Steven Horwitz - 12/11/2005

Thank you Michael, those are all valid and helpful concerns. I think as this project becomes broader, I will be addressing those more thoroughly. This particular paper had a different purpose in play. But again, thanks so much.

Roderick T. Long - 12/11/2005

Two complicating points:

1. Under the present system, what counts as effective medicine and what counts as quackery is decided by the government, often in the interests of the medical establishment. Forms of treatment (ranging from acupuncture to Christian Science) are often rejected as quackery for reasons having more to do with dominant state-enforced paradigms than with real differences in effectiveness.

2. Certainly libertarians will grant that an adult has the right to refuse medical treatment on religious grounds. What about a child -- is a child competent to exercise religious-freedom rights on his or her own behalf? And if not, is it the state or the parent that has the right to exercise religious-freedom rights on the child's behalf?

Stephan Kinsella - 12/11/2005

I tend to agree that parents have duties to kids--libertarianism has no problem with positive obligations that you voluntarily incur by your actions. Arguably procreating is such an action. However, it is my experience that most libertarians would say parents have no positive obligations to their kids, so the question is not as obvious and you and I might think it is.

Michael Joseph Enright - 12/11/2005

Reading your article, I couldn't help but feel that your analysis was a little too uncritical of the family in general. The family is part of a larger set of interlocking societal relationships, orders, and organizations that can be highly oppressive. For example, familial organization played a large role in the oppression of wome throught most of history.

It seems that you take the approach that coercion inside the family is no different from coercion anywhere else (there is a footnote that seems to be roughly on this point). However, improperly coercive behavior towards young children performed within apparant relationships of trust and love can be extremely damaging. There is probably a good deal of truth to the claim that young children who were treated improperly will later treat others improperly and participate and support larger social movements of political coercion. They will also probably be inclined to trust in and support of coercive authority (an authority that like their parents both mistreats them and loves them--and that they are also inclined to love). This is a point largely advocated by Alice Walker as well as libertarian internet writer Arthur Silber. The main fear is that the family is not just possibly oppressive, but that the family is the cradle and nurturer of much oppression outside the family.

Furthermore, from your article it appears that the role of the family in instituting proper behavior is an unqualified good. In reality I think it is somewhat problematic. Social rules of behavior can be quite harmful. It may be true that parents may see reputational effects as a motivation to teach their children proper morals and etiquite. On the other hand, parents can also be too concerned with reputation--wich can cause them to do cruel things. Perhaps I find this the most frustrating part simply because I know of unwed mothers whose family forced them to give up the child--not because of any practical reason but because of their parents fear of reputational effects.

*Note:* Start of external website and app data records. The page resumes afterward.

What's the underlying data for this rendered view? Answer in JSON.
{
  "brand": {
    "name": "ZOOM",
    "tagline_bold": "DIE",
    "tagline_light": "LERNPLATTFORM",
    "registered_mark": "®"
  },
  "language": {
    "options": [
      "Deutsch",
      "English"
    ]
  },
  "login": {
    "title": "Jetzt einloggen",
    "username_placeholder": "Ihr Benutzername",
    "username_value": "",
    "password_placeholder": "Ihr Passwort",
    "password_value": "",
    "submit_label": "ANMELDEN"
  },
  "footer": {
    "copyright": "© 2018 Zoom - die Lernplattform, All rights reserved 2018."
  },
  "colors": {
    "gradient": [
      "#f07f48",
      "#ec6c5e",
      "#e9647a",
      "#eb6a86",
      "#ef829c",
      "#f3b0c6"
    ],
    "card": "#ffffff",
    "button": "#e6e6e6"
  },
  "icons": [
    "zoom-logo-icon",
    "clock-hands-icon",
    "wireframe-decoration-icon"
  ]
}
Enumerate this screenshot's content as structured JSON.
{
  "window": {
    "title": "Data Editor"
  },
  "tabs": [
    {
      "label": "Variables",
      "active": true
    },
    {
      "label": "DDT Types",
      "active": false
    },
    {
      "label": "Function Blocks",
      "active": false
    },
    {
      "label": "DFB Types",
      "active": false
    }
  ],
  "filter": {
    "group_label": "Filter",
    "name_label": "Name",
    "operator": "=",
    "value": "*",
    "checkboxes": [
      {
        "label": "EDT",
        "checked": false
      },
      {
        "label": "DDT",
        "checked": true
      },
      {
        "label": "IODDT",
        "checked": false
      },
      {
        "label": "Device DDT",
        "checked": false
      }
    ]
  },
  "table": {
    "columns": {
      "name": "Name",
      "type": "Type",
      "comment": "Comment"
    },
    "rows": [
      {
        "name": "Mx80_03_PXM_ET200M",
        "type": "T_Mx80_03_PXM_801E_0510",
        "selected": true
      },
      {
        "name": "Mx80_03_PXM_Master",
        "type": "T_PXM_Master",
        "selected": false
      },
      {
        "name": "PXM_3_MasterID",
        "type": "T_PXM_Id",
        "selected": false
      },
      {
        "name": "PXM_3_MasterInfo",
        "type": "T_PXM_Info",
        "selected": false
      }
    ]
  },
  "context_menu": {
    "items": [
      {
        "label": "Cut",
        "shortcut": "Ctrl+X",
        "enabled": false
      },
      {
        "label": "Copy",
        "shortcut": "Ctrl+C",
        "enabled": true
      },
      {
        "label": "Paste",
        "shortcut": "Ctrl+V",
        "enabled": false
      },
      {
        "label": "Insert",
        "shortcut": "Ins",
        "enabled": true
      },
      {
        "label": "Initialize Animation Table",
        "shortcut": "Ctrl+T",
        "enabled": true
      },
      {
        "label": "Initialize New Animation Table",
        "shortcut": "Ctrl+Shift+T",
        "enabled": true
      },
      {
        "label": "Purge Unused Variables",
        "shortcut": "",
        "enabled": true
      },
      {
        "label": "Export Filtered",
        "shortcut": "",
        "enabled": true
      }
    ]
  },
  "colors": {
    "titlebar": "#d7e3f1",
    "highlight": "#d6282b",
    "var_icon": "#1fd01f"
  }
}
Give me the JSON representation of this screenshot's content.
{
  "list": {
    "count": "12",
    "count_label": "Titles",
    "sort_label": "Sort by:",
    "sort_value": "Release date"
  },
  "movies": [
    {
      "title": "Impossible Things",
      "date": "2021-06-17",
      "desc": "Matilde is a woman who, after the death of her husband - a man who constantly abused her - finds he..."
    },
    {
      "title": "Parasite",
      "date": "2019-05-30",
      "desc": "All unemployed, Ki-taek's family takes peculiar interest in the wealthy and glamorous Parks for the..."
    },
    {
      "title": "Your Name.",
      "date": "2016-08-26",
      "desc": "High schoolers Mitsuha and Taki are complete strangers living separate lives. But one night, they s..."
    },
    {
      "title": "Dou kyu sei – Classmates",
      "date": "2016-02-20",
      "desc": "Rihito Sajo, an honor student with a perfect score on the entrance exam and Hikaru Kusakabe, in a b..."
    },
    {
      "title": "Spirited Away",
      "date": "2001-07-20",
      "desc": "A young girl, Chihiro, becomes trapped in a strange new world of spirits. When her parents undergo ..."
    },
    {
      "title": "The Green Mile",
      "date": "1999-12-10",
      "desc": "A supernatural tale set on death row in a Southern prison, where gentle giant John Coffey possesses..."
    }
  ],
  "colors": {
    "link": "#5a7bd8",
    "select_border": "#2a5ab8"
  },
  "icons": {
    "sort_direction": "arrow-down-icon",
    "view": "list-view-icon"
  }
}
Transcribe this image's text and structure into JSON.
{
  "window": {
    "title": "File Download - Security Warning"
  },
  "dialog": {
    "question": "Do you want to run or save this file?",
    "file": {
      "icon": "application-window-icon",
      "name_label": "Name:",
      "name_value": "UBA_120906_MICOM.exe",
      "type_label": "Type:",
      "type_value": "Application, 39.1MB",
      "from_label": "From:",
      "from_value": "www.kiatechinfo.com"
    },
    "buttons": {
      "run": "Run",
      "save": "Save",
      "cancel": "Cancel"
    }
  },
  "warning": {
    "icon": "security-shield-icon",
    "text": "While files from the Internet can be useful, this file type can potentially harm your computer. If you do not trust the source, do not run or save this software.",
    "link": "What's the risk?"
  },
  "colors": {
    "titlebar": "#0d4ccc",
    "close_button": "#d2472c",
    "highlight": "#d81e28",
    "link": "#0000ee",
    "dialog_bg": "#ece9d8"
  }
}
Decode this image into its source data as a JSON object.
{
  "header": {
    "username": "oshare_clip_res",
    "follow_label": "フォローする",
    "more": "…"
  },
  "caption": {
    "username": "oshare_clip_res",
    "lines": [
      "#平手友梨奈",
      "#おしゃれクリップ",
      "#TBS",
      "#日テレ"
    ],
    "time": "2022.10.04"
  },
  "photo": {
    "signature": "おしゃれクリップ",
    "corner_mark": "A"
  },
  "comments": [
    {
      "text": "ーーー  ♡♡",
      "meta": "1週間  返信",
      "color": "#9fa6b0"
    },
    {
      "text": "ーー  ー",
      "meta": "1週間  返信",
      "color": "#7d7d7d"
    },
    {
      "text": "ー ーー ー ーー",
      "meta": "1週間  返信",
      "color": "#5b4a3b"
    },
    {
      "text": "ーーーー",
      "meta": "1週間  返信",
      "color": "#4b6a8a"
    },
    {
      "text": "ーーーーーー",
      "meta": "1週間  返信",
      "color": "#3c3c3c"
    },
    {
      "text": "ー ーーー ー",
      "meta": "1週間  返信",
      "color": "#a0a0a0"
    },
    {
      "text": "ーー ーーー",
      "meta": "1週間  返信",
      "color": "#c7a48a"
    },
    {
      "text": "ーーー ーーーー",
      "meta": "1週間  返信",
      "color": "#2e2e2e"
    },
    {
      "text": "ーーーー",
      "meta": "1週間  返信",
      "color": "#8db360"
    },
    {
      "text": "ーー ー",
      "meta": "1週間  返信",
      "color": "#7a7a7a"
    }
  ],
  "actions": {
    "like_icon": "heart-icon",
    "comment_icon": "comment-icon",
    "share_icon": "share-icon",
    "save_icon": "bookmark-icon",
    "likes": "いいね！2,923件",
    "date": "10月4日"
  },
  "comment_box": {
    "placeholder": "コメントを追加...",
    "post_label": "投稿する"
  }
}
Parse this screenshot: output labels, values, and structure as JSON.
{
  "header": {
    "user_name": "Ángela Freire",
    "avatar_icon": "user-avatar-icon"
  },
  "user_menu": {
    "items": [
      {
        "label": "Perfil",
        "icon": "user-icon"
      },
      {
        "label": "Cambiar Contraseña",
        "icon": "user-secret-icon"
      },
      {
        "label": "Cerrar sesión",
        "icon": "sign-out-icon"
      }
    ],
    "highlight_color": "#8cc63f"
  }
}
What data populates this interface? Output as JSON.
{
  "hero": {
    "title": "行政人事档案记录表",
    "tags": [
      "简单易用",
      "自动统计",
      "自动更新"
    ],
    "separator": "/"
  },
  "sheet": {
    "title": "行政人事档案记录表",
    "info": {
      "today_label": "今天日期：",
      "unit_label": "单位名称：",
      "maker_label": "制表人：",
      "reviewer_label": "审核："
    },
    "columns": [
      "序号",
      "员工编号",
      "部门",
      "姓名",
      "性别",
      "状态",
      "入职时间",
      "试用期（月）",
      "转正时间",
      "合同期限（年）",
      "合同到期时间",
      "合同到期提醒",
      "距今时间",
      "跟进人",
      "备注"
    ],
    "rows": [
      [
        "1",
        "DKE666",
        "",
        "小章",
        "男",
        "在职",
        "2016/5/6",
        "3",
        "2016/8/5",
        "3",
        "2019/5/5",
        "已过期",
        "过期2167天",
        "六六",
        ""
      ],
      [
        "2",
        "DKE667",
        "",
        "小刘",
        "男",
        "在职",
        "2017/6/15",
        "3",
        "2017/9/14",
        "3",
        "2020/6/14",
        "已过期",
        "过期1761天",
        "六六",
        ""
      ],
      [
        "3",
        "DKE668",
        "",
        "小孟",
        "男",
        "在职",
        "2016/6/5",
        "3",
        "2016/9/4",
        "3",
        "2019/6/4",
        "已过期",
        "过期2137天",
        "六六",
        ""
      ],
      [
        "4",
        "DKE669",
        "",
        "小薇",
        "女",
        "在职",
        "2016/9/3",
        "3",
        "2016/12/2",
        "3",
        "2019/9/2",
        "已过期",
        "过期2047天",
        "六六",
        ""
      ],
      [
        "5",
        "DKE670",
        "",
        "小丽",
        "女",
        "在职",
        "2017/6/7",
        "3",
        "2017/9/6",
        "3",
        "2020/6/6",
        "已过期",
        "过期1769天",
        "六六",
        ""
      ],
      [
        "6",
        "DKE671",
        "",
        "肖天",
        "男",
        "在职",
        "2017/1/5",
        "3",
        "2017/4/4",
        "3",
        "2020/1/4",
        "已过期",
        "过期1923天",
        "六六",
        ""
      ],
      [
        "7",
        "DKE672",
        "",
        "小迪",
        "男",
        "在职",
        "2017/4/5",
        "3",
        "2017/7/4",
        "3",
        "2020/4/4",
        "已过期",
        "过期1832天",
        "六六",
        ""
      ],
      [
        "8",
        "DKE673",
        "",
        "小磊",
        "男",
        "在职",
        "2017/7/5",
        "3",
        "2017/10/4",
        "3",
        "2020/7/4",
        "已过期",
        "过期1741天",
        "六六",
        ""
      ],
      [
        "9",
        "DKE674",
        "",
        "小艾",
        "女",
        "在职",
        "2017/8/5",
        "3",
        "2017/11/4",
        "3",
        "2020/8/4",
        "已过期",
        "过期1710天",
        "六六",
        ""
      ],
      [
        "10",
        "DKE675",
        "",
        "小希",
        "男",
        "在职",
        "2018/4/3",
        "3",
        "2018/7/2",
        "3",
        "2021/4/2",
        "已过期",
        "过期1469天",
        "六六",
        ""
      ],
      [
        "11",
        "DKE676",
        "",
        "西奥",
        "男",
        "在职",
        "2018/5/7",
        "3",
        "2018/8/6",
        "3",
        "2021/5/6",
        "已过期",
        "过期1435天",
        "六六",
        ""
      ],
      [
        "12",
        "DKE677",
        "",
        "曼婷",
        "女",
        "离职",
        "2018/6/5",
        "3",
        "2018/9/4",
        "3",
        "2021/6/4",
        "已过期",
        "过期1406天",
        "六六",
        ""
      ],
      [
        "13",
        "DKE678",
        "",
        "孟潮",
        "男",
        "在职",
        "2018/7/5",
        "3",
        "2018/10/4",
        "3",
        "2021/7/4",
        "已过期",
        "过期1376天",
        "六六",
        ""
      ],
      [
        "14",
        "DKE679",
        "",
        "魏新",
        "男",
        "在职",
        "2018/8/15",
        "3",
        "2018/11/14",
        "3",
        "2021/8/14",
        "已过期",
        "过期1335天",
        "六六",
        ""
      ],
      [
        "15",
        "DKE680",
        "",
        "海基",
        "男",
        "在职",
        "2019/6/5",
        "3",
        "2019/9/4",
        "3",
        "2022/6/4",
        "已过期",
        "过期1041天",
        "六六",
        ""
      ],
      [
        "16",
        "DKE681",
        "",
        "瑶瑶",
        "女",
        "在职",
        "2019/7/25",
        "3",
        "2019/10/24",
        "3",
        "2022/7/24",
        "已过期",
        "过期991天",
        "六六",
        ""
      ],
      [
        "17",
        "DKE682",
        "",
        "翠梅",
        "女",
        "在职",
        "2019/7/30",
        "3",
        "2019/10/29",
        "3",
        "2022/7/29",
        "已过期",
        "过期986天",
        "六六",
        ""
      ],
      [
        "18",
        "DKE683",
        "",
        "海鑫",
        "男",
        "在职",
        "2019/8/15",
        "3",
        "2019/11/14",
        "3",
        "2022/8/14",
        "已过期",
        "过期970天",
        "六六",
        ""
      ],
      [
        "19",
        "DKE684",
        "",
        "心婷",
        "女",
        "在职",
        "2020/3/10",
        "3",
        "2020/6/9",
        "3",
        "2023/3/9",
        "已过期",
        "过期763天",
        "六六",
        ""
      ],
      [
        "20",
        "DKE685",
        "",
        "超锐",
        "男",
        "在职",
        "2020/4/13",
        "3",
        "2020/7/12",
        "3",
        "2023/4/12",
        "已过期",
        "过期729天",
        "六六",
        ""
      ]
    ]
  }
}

As a final note, I find it interesting that you highlight the civilizing effect of parents on children. It may be interesting to look at the civilizing effect of children on parents. Furthermore, most of your analysis seems to treat families as an instrument that society uses to train people in morality. It may be interesting to look at the impact of familial relationships on social change.